After eight years of a Republican administration, the Democrats in Congress will be eager to pass their own agenda. A defeated Republican minority will be more conservative and eager to define itself, and less willing to be a cooperative partner. The bottom line is that a decade or more of partisan trench warfare has poisoned the atmosphere in Washington. It will take an extraordinary effort by the new president to govern by bipartisan leadership and cooperation. To have hope for change will require President Obama to do the following:

1. Do Not Be Afraid to Consult. One of the worst mistakes a president can make is to assume that Congress will support an administration proposal with little or no consultation. President Carter’s first move was to eliminate key water projects without discussing the issue at all with key Members of Congress. Needless to say, it got the administration off on the wrong foot. Even with a Republican Congress, President Bush rarely sought their advice. The point is basic — take time to consult with the key chairmen and ranking members of the committees involved and the bipartisan leadership. In the end, Members will be more inclined to support the new president if they feel they had the opportunity to influence legislative action.
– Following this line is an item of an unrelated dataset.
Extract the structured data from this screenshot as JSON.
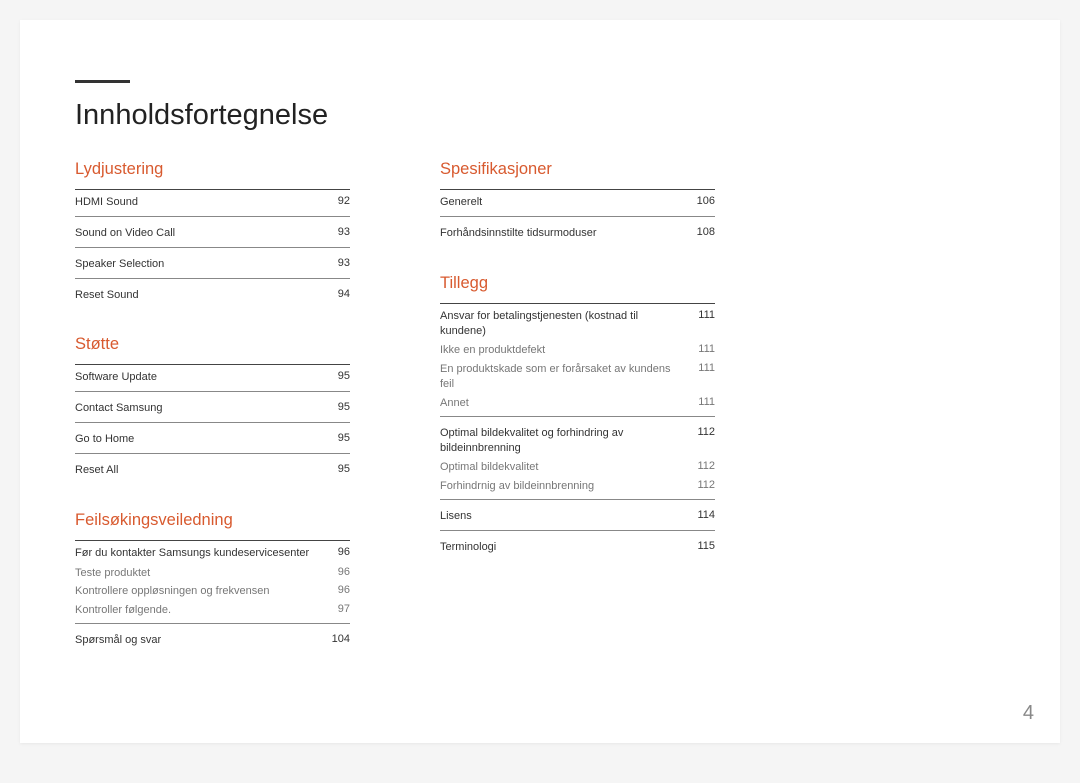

2. Your Word Is Your Bond. The only coin of the realm in politics is someone’s word. If a president or his representatives are not clear about his position or, worse, mislead Members as to what the president will do, that will undermine support for his position. In politics as in business, trust is everything. Without trust, there can be no loyalty. And without loyalty, no president can win. One of the reasons that the parties have failed to negotiate in good faith is that they simply don’t believe they can be honest with each other without getting stabbed in the back in the press. The president will have to demonstrate that he will protect their confidence.

3. The Leadership Must Be Part of the Team. The key leadership in Congress cannot just be taken for granted and used as a photo-op for the president. The Speaker, majority and minority leaders can be invaluable allies in any legislative battle if they feel they are part of the governing team with the president. Of course, they may not always vote with him, but they deserve the respect of being involved in both the substance and strategy of key actions by the president.

4. Develop Flexible Coalitions. Because the president is not guaranteed a set majority on every issue, he will have to fashion different coalitions depending on the issues he’s trying to push through Congress. While President Obama may be able to attract bipartisan support on issues like education, energy, transportation and defense, the likelihood is that Republicans will not support him on budget, taxes or health reform. He has to be flexible enough to fashion different majority coalitions depending on the issue. After all, the name of the game is to win and although the Democrats and Republicans may not always support every effort by the president, his ability to put together winning coalitions will get both their attention and their respect.

5. Support of the People. The most powerful weapon a president has in dealing with Congress is the power of the people. Former President Ronald Reagan had a remarkable ability to communicate with the public and gain their support. If the president maintains the trust and support of the people, that is an incredible grass-roots force on Members of Congress. If President Obama can preserve the unique bond he has established with the voters, not only will he be able to unify the country, he will also be able to deploy the most effective legislative leverage a president has in our democracy — the voice of the people.

History will forever recall the election of 2008 as one of great change. But to change is to govern. And to govern, the president must have the support of Congress. Barack Obama has shown that he had the leadership to run one of the most effective campaigns in recent memory. But his ultimate legacy as president will be determined by his relationship with Congress and his ability to govern.

Leon Panetta, a former Democratic Member of Congress from California, served as director of the Office of Management and Budget and as White House chief of staff during the Clinton administration.